◆ **ACTIVITY**: From the entries below, gather each line containing the word "icon".

◆ **DATA FOR PROCESSING**:
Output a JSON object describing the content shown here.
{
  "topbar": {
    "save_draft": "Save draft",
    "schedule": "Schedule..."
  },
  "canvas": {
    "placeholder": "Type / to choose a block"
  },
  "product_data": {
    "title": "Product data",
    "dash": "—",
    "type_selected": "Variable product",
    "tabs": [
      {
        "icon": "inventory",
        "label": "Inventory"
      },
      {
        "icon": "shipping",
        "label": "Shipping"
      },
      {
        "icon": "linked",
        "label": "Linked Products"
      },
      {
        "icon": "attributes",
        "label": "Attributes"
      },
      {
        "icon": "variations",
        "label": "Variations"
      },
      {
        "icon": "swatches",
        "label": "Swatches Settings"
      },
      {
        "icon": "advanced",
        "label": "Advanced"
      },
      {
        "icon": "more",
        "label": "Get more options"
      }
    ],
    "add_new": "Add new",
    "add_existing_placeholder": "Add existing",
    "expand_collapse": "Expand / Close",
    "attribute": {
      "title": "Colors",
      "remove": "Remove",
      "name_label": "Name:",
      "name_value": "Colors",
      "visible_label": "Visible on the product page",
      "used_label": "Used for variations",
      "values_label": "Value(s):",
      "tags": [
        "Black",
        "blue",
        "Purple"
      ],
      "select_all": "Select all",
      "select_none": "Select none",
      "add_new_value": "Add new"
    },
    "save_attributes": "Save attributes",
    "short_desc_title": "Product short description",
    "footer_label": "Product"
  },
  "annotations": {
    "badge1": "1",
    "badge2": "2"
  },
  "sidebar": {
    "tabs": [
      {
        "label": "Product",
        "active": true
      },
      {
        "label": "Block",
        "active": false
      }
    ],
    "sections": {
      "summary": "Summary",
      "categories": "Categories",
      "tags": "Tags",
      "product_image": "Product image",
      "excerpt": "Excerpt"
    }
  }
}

◆ **EXERCISE RESULT**:
        "icon": "inventory",
        "icon": "shipping",
        "icon": "linked",
        "icon": "attributes",
        "icon": "variations",
        "icon": "swatches",
        "icon": "advanced",
        "icon": "more",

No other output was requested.